Would you repeat the whole listing exactly?

**** Recorded information

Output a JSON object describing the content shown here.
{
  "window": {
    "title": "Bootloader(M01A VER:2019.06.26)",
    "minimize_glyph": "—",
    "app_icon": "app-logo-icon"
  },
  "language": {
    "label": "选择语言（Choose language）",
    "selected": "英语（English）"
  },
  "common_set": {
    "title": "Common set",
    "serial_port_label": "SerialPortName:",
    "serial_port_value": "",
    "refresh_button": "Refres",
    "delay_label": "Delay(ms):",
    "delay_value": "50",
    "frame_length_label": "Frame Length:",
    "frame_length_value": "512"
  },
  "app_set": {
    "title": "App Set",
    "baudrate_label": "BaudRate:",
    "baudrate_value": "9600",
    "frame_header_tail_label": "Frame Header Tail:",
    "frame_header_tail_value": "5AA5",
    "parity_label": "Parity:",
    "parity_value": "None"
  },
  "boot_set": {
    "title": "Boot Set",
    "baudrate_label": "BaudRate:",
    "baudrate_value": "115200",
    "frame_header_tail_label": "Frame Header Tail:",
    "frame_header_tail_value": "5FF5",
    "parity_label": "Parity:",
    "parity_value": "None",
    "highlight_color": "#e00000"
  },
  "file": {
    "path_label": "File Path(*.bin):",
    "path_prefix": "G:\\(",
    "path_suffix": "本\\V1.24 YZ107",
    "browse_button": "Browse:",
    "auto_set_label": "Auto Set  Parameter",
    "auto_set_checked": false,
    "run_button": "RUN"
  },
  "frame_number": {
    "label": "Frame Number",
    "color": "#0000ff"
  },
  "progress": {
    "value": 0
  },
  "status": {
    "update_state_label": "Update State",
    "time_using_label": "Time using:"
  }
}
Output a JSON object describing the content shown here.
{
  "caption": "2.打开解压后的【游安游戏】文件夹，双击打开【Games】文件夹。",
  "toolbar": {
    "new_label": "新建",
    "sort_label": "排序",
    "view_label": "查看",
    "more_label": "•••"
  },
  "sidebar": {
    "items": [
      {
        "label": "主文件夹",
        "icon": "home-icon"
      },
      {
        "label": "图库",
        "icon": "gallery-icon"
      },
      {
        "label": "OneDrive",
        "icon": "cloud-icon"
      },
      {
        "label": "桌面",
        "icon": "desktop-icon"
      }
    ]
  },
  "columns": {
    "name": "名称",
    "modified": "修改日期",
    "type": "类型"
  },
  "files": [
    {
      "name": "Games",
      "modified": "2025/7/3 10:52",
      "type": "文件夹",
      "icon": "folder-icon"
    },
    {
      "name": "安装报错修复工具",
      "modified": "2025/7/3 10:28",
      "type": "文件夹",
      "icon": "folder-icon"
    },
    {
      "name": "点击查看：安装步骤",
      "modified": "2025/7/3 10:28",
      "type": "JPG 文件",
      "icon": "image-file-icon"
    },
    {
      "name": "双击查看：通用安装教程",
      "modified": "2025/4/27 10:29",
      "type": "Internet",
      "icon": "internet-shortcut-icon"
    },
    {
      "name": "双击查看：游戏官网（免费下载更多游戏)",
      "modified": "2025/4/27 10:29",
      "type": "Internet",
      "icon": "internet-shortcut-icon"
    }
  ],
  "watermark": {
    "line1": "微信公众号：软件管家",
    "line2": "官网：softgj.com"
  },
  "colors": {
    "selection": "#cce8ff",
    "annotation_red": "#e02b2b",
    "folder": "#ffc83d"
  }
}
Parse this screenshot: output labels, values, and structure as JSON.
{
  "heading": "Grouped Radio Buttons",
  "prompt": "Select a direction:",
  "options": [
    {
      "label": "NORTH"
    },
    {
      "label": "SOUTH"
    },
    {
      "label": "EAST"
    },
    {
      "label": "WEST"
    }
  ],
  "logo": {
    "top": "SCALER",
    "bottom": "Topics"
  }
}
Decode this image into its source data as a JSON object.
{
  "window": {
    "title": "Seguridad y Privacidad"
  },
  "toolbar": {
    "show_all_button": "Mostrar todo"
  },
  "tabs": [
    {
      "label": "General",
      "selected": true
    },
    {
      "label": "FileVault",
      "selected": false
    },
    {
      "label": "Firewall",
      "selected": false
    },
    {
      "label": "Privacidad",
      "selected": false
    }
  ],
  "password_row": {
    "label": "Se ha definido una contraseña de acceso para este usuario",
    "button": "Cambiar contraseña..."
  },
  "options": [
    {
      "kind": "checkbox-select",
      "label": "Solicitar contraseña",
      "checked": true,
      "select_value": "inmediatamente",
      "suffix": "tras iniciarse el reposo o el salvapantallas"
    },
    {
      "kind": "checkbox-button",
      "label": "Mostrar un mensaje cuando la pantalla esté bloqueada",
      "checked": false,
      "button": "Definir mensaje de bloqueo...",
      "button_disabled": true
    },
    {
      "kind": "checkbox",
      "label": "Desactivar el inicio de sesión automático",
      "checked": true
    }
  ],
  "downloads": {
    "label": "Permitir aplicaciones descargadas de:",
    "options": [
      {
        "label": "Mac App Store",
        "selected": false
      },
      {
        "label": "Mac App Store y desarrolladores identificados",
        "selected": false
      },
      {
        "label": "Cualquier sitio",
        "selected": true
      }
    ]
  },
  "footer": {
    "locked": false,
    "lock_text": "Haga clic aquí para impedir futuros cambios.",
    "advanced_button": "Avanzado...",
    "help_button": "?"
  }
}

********

§ **Output**
Output a JSON object describing the content shown here.
{
  "window": {
    "title": "Bootloader(M01A VER:2019.06.26)",
    "minimize_glyph": "—",
    "app_icon": "app-logo-icon"
  },
  "language": {
    "label": "选择语言（Choose language）",
    "selected": "英语（English）"
  },
  "common_set": {
    "title": "Common set",
    "serial_port_label": "SerialPortName:",
    "serial_port_value": "",
    "refresh_button": "Refres",
    "delay_label": "Delay(ms):",
    "delay_value": "50",
    "frame_length_label": "Frame Length:",
    "frame_length_value": "512"
  },
  "app_set": {
    "title": "App Set",
    "baudrate_label": "BaudRate:",
    "baudrate_value": "9600",
    "frame_header_tail_label": "Frame Header Tail:",
    "frame_header_tail_value": "5AA5",
    "parity_label": "Parity:",
    "parity_value": "None"
  },
  "boot_set": {
    "title": "Boot Set",
    "baudrate_label": "BaudRate:",
    "baudrate_value": "115200",
    "frame_header_tail_label": "Frame Header Tail:",
    "frame_header_tail_value": "5FF5",
    "parity_label": "Parity:",
    "parity_value": "None",
    "highlight_color": "#e00000"
  },
  "file": {
    "path_label": "File Path(*.bin):",
    "path_prefix": "G:\\(",
    "path_suffix": "本\\V1.24 YZ107",
    "browse_button": "Browse:",
    "auto_set_label": "Auto Set  Parameter",
    "auto_set_checked": false,
    "run_button": "RUN"
  },
  "frame_number": {
    "label": "Frame Number",
    "color": "#0000ff"
  },
  "progress": {
    "value": 0
  },
  "status": {
    "update_state_label": "Update State",
    "time_using_label": "Time using:"
  }
}
Output a JSON object describing the content shown here.
{
  "caption": "2.打开解压后的【游安游戏】文件夹，双击打开【Games】文件夹。",
  "toolbar": {
    "new_label": "新建",
    "sort_label": "排序",
    "view_label": "查看",
    "more_label": "•••"
  },
  "sidebar": {
    "items": [
      {
        "label": "主文件夹",
        "icon": "home-icon"
      },
      {
        "label": "图库",
        "icon": "gallery-icon"
      },
      {
        "label": "OneDrive",
        "icon": "cloud-icon"
      },
      {
        "label": "桌面",
        "icon": "desktop-icon"
      }
    ]
  },
  "columns": {
    "name": "名称",
    "modified": "修改日期",
    "type": "类型"
  },
  "files": [
    {
      "name": "Games",
      "modified": "2025/7/3 10:52",
      "type": "文件夹",
      "icon": "folder-icon"
    },
    {
      "name": "安装报错修复工具",
      "modified": "2025/7/3 10:28",
      "type": "文件夹",
      "icon": "folder-icon"
    },
    {
      "name": "点击查看：安装步骤",
      "modified": "2025/7/3 10:28",
      "type": "JPG 文件",
      "icon": "image-file-icon"
    },
    {
      "name": "双击查看：通用安装教程",
      "modified": "2025/4/27 10:29",
      "type": "Internet",
      "icon": "internet-shortcut-icon"
    },
    {
      "name": "双击查看：游戏官网（免费下载更多游戏)",
      "modified": "2025/4/27 10:29",
      "type": "Internet",
      "icon": "internet-shortcut-icon"
    }
  ],
  "watermark": {
    "line1": "微信公众号：软件管家",
    "line2": "官网：softgj.com"
  },
  "colors": {
    "selection": "#cce8ff",
    "annotation_red": "#e02b2b",
    "folder": "#ffc83d"
  }
}
Parse this screenshot: output labels, values, and structure as JSON.
{
  "heading": "Grouped Radio Buttons",
  "prompt": "Select a direction:",
  "options": [
    {
      "label": "NORTH"
    },
    {
      "label": "SOUTH"
    },
    {
      "label": "EAST"
    },
    {
      "label": "WEST"
    }
  ],
  "logo": {
    "top": "SCALER",
    "bottom": "Topics"
  }
}
Decode this image into its source data as a JSON object.
{
  "window": {
    "title": "Seguridad y Privacidad"
  },
  "toolbar": {
    "show_all_button": "Mostrar todo"
  },
  "tabs": [
    {
      "label": "General",
      "selected": true
    },
    {
      "label": "FileVault",
      "selected": false
    },
    {
      "label": "Firewall",
      "selected": false
    },
    {
      "label": "Privacidad",
      "selected": false
    }
  ],
  "password_row": {
    "label": "Se ha definido una contraseña de acceso para este usuario",
    "button": "Cambiar contraseña..."
  },
  "options": [
    {
      "kind": "checkbox-select",
      "label": "Solicitar contraseña",
      "checked": true,
      "select_value": "inmediatamente",
      "suffix": "tras iniciarse el reposo o el salvapantallas"
    },
    {
      "kind": "checkbox-button",
      "label": "Mostrar un mensaje cuando la pantalla esté bloqueada",
      "checked": false,
      "button": "Definir mensaje de bloqueo...",
      "button_disabled": true
    },
    {
      "kind": "checkbox",
      "label": "Desactivar el inicio de sesión automático",
      "checked": true
    }
  ],
  "downloads": {
    "label": "Permitir aplicaciones descargadas de:",
    "options": [
      {
        "label": "Mac App Store",
        "selected": false
      },
      {
        "label": "Mac App Store y desarrolladores identificados",
        "selected": false
      },
      {
        "label": "Cualquier sitio",
        "selected": true
      }
    ]
  },
  "footer": {
    "locked": false,
    "lock_text": "Haga clic aquí para impedir futuros cambios.",
    "advanced_button": "Avanzado...",
    "help_button": "?"
  }
}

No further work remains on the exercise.